§ BRIEF
Could you show all lines in the entries below that contain the string "title"?

--- ENTRIES PROVIDED Enclosed Below ---

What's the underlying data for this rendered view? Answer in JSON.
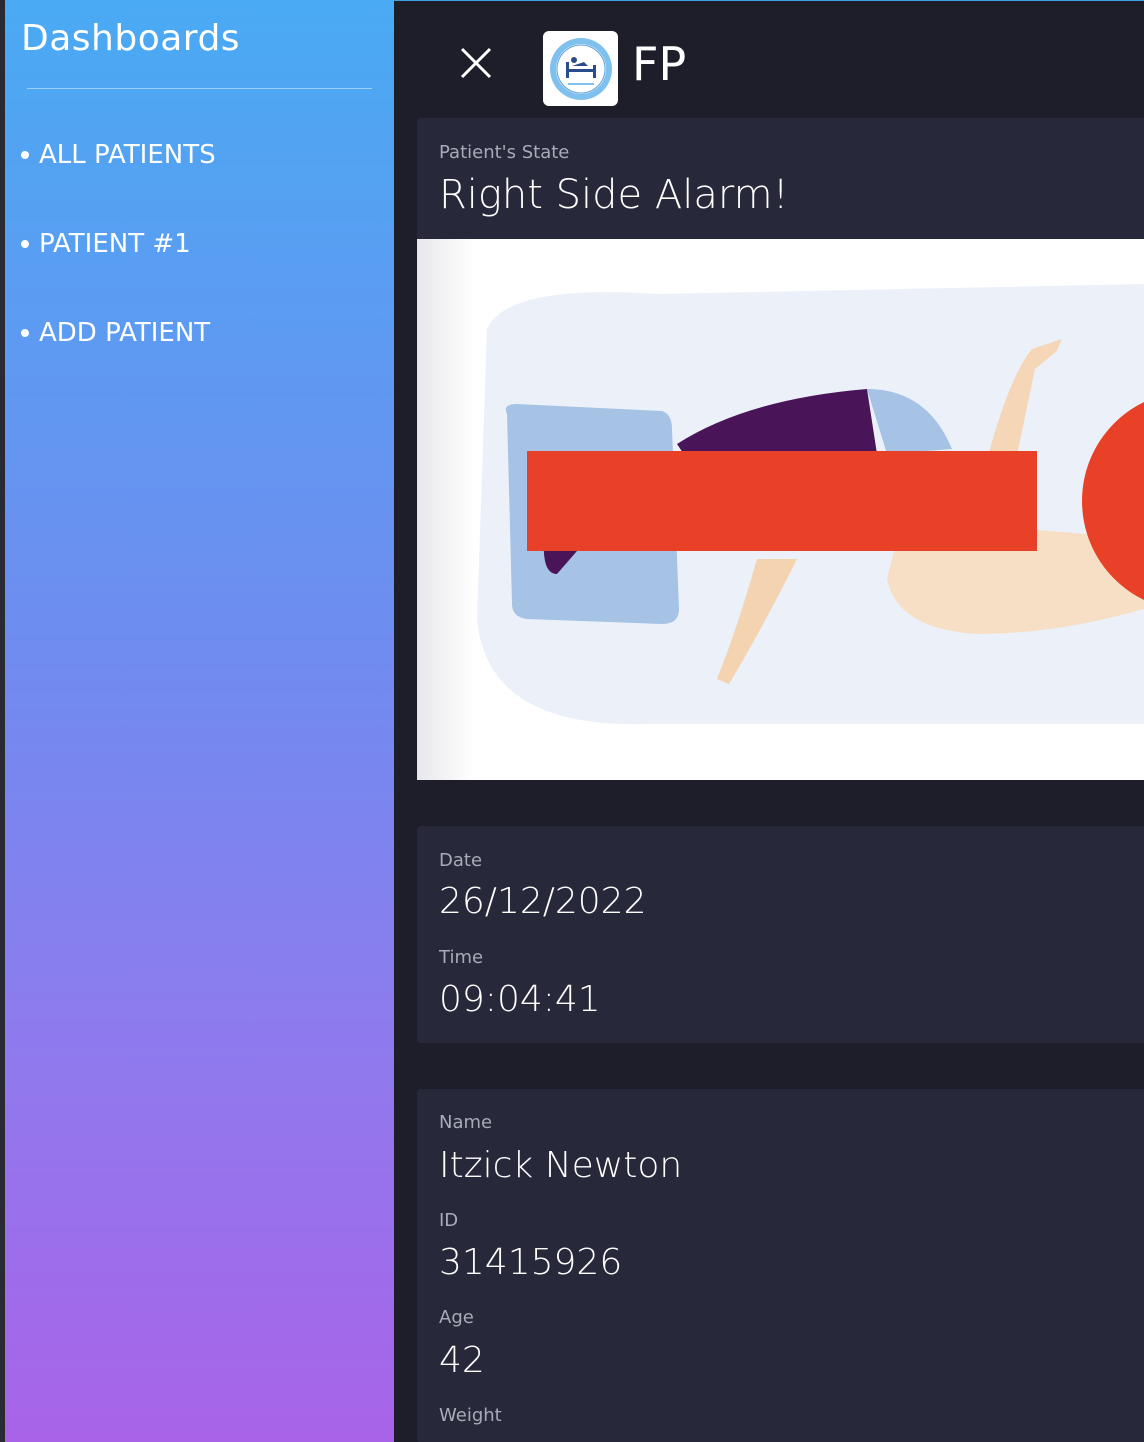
{
  "sidebar": {
    "title": "Dashboards",
    "items": [
      {
        "label": "ALL PATIENTS"
      },
      {
        "label": "PATIENT #1"
      },
      {
        "label": "ADD PATIENT"
      }
    ]
  },
  "header": {
    "close_icon": "close-icon",
    "logo_icon": "fall-prevention-logo",
    "logo_text": "FP"
  },
  "state_card": {
    "label": "Patient's State",
    "value": "Right Side Alarm!",
    "alarm_color": "#e94127"
  },
  "datetime_card": {
    "date_label": "Date",
    "date_value": "26/12/2022",
    "time_label": "Time",
    "time_value": "09:04:41"
  },
  "patient_card": {
    "name_label": "Name",
    "name_value": "Itzick Newton",
    "id_label": "ID",
    "id_value": "31415926",
    "age_label": "Age",
    "age_value": "42",
    "weight_label": "Weight"
  },
  "colors": {
    "sidebar_top": "#4aaaf3",
    "sidebar_bottom": "#a963e9",
    "background": "#1e1e2b",
    "card": "#272839"
  }
}
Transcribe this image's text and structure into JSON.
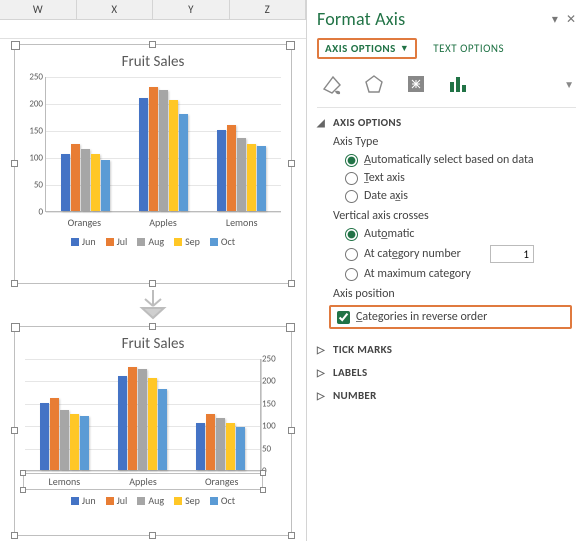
{
  "columns": [
    "W",
    "X",
    "Y",
    "Z"
  ],
  "colors": {
    "Jun": "#4473c5",
    "Jul": "#e87d34",
    "Aug": "#a6a6a6",
    "Sep": "#ffc726",
    "Oct": "#5b9bd5"
  },
  "chart_data": [
    {
      "type": "bar",
      "title": "Fruit Sales",
      "ylim": [
        0,
        250
      ],
      "yticks": [
        0,
        50,
        100,
        150,
        200,
        250
      ],
      "categories": [
        "Oranges",
        "Apples",
        "Lemons"
      ],
      "series": [
        {
          "name": "Jun",
          "values": [
            105,
            210,
            150
          ]
        },
        {
          "name": "Jul",
          "values": [
            125,
            230,
            160
          ]
        },
        {
          "name": "Aug",
          "values": [
            115,
            225,
            135
          ]
        },
        {
          "name": "Sep",
          "values": [
            105,
            205,
            125
          ]
        },
        {
          "name": "Oct",
          "values": [
            95,
            180,
            120
          ]
        }
      ],
      "axis": "left"
    },
    {
      "type": "bar",
      "title": "Fruit Sales",
      "ylim": [
        0,
        250
      ],
      "yticks": [
        0,
        50,
        100,
        150,
        200,
        250
      ],
      "categories": [
        "Lemons",
        "Apples",
        "Oranges"
      ],
      "series": [
        {
          "name": "Jun",
          "values": [
            150,
            210,
            105
          ]
        },
        {
          "name": "Jul",
          "values": [
            160,
            230,
            125
          ]
        },
        {
          "name": "Aug",
          "values": [
            135,
            225,
            115
          ]
        },
        {
          "name": "Sep",
          "values": [
            125,
            205,
            105
          ]
        },
        {
          "name": "Oct",
          "values": [
            120,
            180,
            95
          ]
        }
      ],
      "axis": "right",
      "axis_selected": true
    }
  ],
  "pane": {
    "title": "Format Axis",
    "tabs": {
      "axis_options": "AXIS OPTIONS",
      "text_options": "TEXT OPTIONS"
    },
    "section": "AXIS OPTIONS",
    "axis_type_label": "Axis Type",
    "axis_type": {
      "auto": "Automatically select based on data",
      "text": "Text axis",
      "date": "Date axis"
    },
    "vac_label": "Vertical axis crosses",
    "vac": {
      "auto": "Automatic",
      "atcat": "At category number",
      "atmax": "At maximum category",
      "num": "1"
    },
    "axis_pos_label": "Axis position",
    "reverse": "Categories in reverse order",
    "tick": "TICK MARKS",
    "labels": "LABELS",
    "number": "NUMBER"
  }
}
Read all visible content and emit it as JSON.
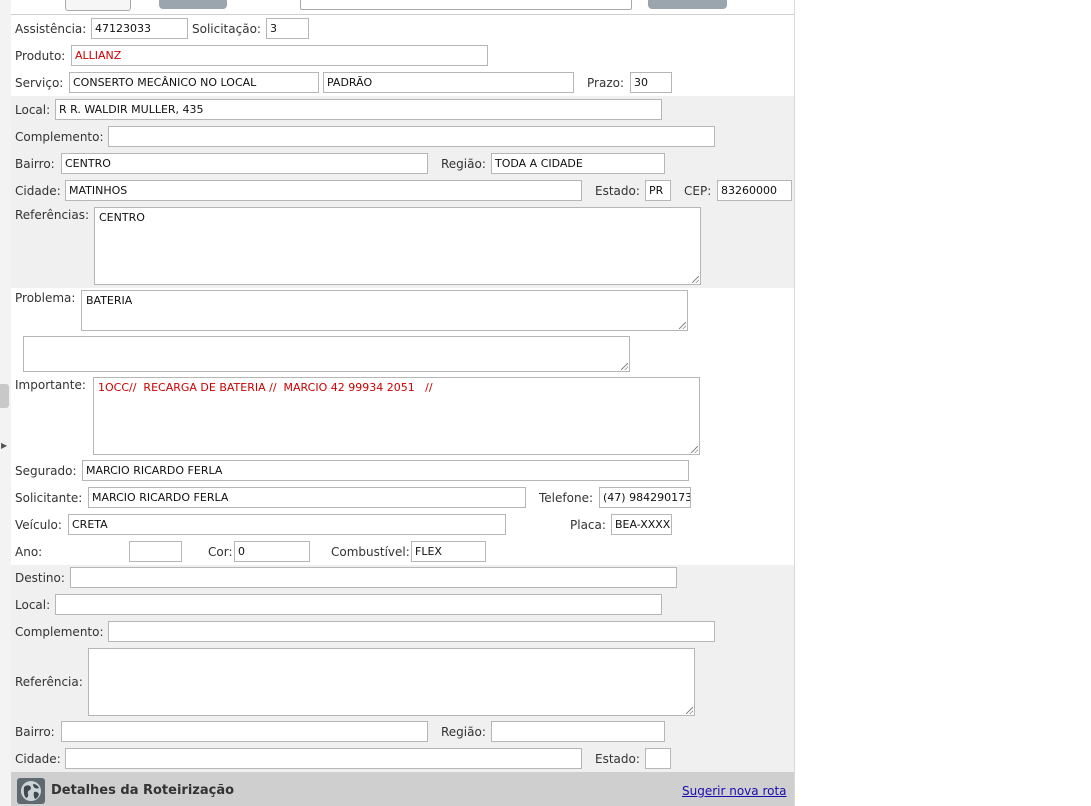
{
  "form": {
    "assistencia": {
      "label": "Assistência:",
      "value": "47123033"
    },
    "solicitacao": {
      "label": "Solicitação:",
      "value": "3"
    },
    "produto": {
      "label": "Produto:",
      "value": "ALLIANZ"
    },
    "servico": {
      "label": "Serviço:",
      "value": "CONSERTO MECÂNICO NO LOCAL",
      "tipo": "PADRÃO"
    },
    "prazo": {
      "label": "Prazo:",
      "value": "30"
    },
    "local": {
      "label": "Local:",
      "value": "R R. WALDIR MULLER, 435"
    },
    "complemento": {
      "label": "Complemento:",
      "value": ""
    },
    "bairro": {
      "label": "Bairro:",
      "value": "CENTRO"
    },
    "regiao": {
      "label": "Região:",
      "value": "TODA A CIDADE"
    },
    "cidade": {
      "label": "Cidade:",
      "value": "MATINHOS"
    },
    "estado": {
      "label": "Estado:",
      "value": "PR"
    },
    "cep": {
      "label": "CEP:",
      "value": "83260000"
    },
    "referencias": {
      "label": "Referências:",
      "value": "CENTRO"
    },
    "problema": {
      "label": "Problema:",
      "value": "BATERIA",
      "extra": ""
    },
    "importante": {
      "label": "Importante:",
      "value": "1OCC//  RECARGA DE BATERIA //  MARCIO 42 99934 2051   //"
    },
    "segurado": {
      "label": "Segurado:",
      "value": "MARCIO RICARDO FERLA"
    },
    "solicitante": {
      "label": "Solicitante:",
      "value": "MARCIO RICARDO FERLA"
    },
    "telefone": {
      "label": "Telefone:",
      "value": "(47) 984290173"
    },
    "veiculo": {
      "label": "Veículo:",
      "value": "CRETA"
    },
    "placa": {
      "label": "Placa:",
      "value": "BEA-XXXX"
    },
    "ano": {
      "label": "Ano:",
      "value": ""
    },
    "cor": {
      "label": "Cor:",
      "value": "0"
    },
    "combustivel": {
      "label": "Combustível:",
      "value": "FLEX"
    }
  },
  "destino": {
    "destino": {
      "label": "Destino:",
      "value": ""
    },
    "local": {
      "label": "Local:",
      "value": ""
    },
    "complemento": {
      "label": "Complemento:",
      "value": ""
    },
    "referencia": {
      "label": "Referência:",
      "value": ""
    },
    "bairro": {
      "label": "Bairro:",
      "value": ""
    },
    "regiao": {
      "label": "Região:",
      "value": ""
    },
    "cidade": {
      "label": "Cidade:",
      "value": ""
    },
    "estado": {
      "label": "Estado:",
      "value": ""
    }
  },
  "footer": {
    "title": "Detalhes da Roteirização",
    "link": "Sugerir nova rota",
    "icon": "globe-icon"
  },
  "colors": {
    "highlight_text": "#cc0000",
    "band": "#f0f0f0",
    "footer": "#cfcfcf",
    "link": "#1a0dab"
  }
}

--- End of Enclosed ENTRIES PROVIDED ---

§ FINISHED EXERCISE
    "title": "Dashboards",
      "title": "Fruit Sales",
      "title": "Fruit Sales",
    "title": "Format Axis",
    "title": "Detalhes da Roteirização",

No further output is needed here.